• EXERCISE DIRECTIONS:
The answer must be an exact copy of all the data below.

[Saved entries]
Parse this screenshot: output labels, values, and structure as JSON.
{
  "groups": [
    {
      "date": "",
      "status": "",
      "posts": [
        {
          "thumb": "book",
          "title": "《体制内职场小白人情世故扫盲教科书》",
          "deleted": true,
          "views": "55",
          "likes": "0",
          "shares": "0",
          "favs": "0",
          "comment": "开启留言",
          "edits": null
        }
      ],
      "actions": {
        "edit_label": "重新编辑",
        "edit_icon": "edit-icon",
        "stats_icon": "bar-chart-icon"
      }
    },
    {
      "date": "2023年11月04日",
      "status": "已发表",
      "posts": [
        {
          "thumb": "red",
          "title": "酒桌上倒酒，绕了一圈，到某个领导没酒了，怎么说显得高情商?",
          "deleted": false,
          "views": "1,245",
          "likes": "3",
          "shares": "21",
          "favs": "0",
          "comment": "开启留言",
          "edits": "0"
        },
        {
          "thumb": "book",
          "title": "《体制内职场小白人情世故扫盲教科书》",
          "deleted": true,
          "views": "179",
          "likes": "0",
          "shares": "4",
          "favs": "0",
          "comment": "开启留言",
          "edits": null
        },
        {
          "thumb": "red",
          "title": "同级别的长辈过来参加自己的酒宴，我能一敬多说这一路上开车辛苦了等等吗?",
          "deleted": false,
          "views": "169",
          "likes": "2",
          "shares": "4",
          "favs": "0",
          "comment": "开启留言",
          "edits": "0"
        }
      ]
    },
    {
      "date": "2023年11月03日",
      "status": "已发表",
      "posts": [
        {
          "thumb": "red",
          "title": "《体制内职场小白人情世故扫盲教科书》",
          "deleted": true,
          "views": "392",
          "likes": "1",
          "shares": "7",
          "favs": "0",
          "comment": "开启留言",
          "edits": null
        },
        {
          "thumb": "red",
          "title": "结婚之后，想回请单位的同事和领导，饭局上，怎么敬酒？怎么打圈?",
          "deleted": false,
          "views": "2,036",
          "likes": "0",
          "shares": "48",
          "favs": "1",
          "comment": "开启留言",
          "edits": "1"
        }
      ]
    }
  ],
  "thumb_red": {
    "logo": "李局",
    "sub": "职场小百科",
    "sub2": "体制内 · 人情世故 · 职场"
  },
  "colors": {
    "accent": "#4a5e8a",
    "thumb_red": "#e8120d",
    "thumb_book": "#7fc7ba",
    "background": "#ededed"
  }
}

• EXERCISE SOLUTION:
Parse this screenshot: output labels, values, and structure as JSON.
{
  "groups": [
    {
      "date": "",
      "status": "",
      "posts": [
        {
          "thumb": "book",
          "title": "《体制内职场小白人情世故扫盲教科书》",
          "deleted": true,
          "views": "55",
          "likes": "0",
          "shares": "0",
          "favs": "0",
          "comment": "开启留言",
          "edits": null
        }
      ],
      "actions": {
        "edit_label": "重新编辑",
        "edit_icon": "edit-icon",
        "stats_icon": "bar-chart-icon"
      }
    },
    {
      "date": "2023年11月04日",
      "status": "已发表",
      "posts": [
        {
          "thumb": "red",
          "title": "酒桌上倒酒，绕了一圈，到某个领导没酒了，怎么说显得高情商?",
          "deleted": false,
          "views": "1,245",
          "likes": "3",
          "shares": "21",
          "favs": "0",
          "comment": "开启留言",
          "edits": "0"
        },
        {
          "thumb": "book",
          "title": "《体制内职场小白人情世故扫盲教科书》",
          "deleted": true,
          "views": "179",
          "likes": "0",
          "shares": "4",
          "favs": "0",
          "comment": "开启留言",
          "edits": null
        },
        {
          "thumb": "red",
          "title": "同级别的长辈过来参加自己的酒宴，我能一敬多说这一路上开车辛苦了等等吗?",
          "deleted": false,
          "views": "169",
          "likes": "2",
          "shares": "4",
          "favs": "0",
          "comment": "开启留言",
          "edits": "0"
        }
      ]
    },
    {
      "date": "2023年11月03日",
      "status": "已发表",
      "posts": [
        {
          "thumb": "red",
          "title": "《体制内职场小白人情世故扫盲教科书》",
          "deleted": true,
          "views": "392",
          "likes": "1",
          "shares": "7",
          "favs": "0",
          "comment": "开启留言",
          "edits": null
        },
        {
          "thumb": "red",
          "title": "结婚之后，想回请单位的同事和领导，饭局上，怎么敬酒？怎么打圈?",
          "deleted": false,
          "views": "2,036",
          "likes": "0",
          "shares": "48",
          "favs": "1",
          "comment": "开启留言",
          "edits": "1"
        }
      ]
    }
  ],
  "thumb_red": {
    "logo": "李局",
    "sub": "职场小百科",
    "sub2": "体制内 · 人情世故 · 职场"
  },
  "colors": {
    "accent": "#4a5e8a",
    "thumb_red": "#e8120d",
    "thumb_book": "#7fc7ba",
    "background": "#ededed"
  }
}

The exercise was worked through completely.